My internal clock is all screwed up, and went to bed about 8 and now it’s 3 in the morning and I’m wide awake. The hotel I’m staying at in San Diego does have high speed internet access that actually works, and I’m able to upload a few pics.
Yesterday’s travel from San Francisco to San Diego was uneventful, though today, Christmas Day, will be wet for part of my trip. It seems I am bringing a storm with me through my entire return travel to St. Louis, and I’ll be meeting up with rain, and even the possibility of snow in southern Arizona in the higher elevations. December is not a good travel month, and I wouldn’t recommend being on the road at Christmas, but I had business that needed resolution before the end of the year, and feel satisfaction in doing so.
Phone calls yesterday and day before, whether I was able to connect with you or not, well, they frankly cheered me up more than I can say. Lovely presents, every one. Sometimes virtual contact through email and blog and quick fingered IM isn’t enough and you want to connect with the people you know, live, even if it’s through a phone call rather than in person. The calls were like the visits we used to do going from neighbor to neighbor on Christmas Eve and Christmas, back when I was a kid.
And yes, I did go through LA with the cellphone stuck to my ear the entire time, just like a native — but since we crawled along the freeway at about 5 MPH the length of the city (which never ends by the way), I felt quite safe. I told AKMA that driving through LA (urh, Los Angeles) is like doing penance for being a very naughty person.
A couple of people mentioned that it was a brave thing to put my number online, but the only people who will see it are folks who like this weblog enough to read it during this holiday time and thus are friendly. I’ll remove the number from the post when I get home, but I did have a call from a strange, crazed man last night. Oh, wait a sec — that was Chris Locke.

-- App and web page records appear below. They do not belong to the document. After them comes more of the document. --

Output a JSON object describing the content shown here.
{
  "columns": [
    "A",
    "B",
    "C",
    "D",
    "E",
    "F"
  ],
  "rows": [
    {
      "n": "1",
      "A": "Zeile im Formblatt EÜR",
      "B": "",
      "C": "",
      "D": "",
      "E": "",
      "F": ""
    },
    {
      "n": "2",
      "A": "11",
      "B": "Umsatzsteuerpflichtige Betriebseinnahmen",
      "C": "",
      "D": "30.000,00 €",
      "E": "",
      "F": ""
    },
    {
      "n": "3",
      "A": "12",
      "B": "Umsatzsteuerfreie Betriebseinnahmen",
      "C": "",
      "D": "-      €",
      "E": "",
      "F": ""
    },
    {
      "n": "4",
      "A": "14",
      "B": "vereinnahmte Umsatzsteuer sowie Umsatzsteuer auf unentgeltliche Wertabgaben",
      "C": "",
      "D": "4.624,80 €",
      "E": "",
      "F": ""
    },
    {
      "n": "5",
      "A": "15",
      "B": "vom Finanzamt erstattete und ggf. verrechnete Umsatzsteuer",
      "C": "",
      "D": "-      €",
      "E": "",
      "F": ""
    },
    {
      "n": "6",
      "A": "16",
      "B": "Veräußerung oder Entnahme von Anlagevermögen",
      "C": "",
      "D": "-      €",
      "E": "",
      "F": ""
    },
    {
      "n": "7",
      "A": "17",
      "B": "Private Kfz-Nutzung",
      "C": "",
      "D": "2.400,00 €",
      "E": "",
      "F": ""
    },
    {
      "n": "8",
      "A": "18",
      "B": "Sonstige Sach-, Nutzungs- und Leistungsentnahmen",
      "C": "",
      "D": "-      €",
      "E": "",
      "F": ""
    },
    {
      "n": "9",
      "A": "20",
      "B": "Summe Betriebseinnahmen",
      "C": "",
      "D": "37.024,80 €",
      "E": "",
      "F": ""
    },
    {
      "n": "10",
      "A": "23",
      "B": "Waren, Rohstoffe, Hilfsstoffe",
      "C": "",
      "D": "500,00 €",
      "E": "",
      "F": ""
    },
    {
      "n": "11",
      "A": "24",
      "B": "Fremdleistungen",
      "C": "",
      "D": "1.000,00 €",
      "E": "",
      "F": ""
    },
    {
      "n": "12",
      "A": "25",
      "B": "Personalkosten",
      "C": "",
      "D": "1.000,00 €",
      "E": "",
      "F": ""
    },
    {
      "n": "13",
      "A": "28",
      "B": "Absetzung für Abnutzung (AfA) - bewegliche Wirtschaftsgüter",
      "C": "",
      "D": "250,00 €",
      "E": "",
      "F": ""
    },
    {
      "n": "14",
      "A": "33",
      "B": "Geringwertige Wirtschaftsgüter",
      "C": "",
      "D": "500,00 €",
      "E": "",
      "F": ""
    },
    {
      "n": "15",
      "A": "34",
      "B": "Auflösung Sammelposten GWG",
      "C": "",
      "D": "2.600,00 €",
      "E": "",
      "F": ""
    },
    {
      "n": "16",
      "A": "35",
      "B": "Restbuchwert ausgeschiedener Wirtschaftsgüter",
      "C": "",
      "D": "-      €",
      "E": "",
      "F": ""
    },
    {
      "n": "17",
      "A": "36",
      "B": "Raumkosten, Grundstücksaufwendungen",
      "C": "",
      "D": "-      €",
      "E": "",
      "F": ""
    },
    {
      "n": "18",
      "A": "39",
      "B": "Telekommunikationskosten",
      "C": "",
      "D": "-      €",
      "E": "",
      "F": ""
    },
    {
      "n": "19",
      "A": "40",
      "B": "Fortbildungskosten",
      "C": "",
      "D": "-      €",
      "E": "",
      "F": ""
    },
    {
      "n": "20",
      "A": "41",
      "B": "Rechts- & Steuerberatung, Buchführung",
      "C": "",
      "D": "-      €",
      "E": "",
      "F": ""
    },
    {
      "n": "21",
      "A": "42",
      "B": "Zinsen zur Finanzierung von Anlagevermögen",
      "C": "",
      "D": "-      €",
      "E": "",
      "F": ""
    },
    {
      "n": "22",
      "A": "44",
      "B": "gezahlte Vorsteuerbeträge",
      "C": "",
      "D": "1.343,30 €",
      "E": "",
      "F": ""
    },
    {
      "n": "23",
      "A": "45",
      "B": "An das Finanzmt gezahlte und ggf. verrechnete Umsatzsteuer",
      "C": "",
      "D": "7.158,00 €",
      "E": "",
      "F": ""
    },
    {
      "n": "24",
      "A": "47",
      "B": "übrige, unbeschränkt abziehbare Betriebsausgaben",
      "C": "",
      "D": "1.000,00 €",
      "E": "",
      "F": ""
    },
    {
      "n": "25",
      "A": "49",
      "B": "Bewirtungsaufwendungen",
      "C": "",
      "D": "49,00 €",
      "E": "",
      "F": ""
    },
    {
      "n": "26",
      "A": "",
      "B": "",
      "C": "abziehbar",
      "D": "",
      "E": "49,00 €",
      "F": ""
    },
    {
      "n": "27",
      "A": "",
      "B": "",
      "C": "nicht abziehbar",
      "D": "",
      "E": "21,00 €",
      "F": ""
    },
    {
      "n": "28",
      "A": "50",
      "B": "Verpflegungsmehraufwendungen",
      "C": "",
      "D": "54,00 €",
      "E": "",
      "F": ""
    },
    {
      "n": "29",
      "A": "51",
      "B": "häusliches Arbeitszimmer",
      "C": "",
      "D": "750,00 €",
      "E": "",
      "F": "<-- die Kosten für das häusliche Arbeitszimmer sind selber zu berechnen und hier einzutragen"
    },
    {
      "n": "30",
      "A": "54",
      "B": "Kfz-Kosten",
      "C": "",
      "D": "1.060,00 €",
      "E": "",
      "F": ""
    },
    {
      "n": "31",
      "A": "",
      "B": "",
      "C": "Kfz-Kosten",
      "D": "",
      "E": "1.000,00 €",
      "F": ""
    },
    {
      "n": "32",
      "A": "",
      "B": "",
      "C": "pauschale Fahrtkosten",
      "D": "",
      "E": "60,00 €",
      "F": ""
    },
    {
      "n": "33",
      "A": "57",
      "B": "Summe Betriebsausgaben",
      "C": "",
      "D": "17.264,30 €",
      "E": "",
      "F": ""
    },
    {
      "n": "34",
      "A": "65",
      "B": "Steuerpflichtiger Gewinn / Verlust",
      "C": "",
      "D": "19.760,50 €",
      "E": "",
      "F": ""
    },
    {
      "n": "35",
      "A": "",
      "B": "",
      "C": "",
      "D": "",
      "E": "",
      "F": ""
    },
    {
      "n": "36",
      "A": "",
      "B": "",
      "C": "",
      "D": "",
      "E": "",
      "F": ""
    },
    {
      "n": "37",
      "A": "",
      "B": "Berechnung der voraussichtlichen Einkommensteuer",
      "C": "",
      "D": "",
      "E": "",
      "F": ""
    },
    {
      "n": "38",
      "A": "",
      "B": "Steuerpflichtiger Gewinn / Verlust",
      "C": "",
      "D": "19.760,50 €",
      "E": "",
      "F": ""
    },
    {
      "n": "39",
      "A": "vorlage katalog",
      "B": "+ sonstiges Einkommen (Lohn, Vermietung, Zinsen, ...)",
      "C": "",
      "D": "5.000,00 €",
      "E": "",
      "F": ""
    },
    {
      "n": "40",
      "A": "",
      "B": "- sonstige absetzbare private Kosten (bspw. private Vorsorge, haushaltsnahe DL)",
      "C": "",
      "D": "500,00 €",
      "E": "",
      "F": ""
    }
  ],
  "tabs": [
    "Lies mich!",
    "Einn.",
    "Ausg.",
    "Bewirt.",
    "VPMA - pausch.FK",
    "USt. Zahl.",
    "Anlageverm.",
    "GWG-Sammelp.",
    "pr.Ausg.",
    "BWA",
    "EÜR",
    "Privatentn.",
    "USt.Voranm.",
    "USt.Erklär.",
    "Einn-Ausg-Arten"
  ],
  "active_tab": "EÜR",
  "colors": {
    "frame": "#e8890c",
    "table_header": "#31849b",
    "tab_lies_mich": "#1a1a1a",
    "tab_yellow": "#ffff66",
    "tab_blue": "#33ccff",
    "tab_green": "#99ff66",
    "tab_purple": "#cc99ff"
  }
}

When I caught up with my weblog reading in San Francisco, Halley had written an essay about virtual intimacy and online connections at misbehaving.net that has sparked some good and thoughtful discussion. I am much like Mike Golby in comments to the essay, in that the people I’ve come to like here online are as important to me as friends met in a more physical sense. That’s a scary thing at times because friendships formed here really are a true leap of faith.
Speaking of faith, I found one picture that I was going to post with a caption of “Found religion by the side of the road”, just for AKMA (who also comments on Halley’s post). However, I looked up the verses scrawled across the wall, and they reflect the wrathful side of Christianity that delight the more troubled religious fundamentalists in this country. They would rule here with equal parts zeal and hatred, like their compatriots in other troubled countries in the world, but for the grace of the laws of humanity that insist that we at least attempt to maintain religous freedom. I’d rather focus on AKMA and Margaret’s love of a gentle God then the one that would delight in smiting down cities and ‘false prophets’.
But I did so love the photo: the harsh contrasting light added a surreal touch of Americana that can only be found by traveling the Interstates in this country.
I won’t have much chance for photos going home, thanks to the weather that will accompany me. Elaine mentioned the Coronado Forest area of SE Arizona and I looked it up also and definitely want to visit the area. Unfortunately, with the snow levels falling to 2500 feet, it will have to wait until my next trip. Not a trip to California, though; I’ve had enough of these to last me a lifetime. No long haul trips again in the foreseeable future — too much solitude on lonely highways and too much time to think, and thinking can be an activity that, like smoking, is dangerous to your health and sanity in this country.
However, I did have beautiful weather for the trip out and found a photo that reflects sunnier times — even though it’s yet another photo of yet another tree. But we’ll see what we can find on the way home.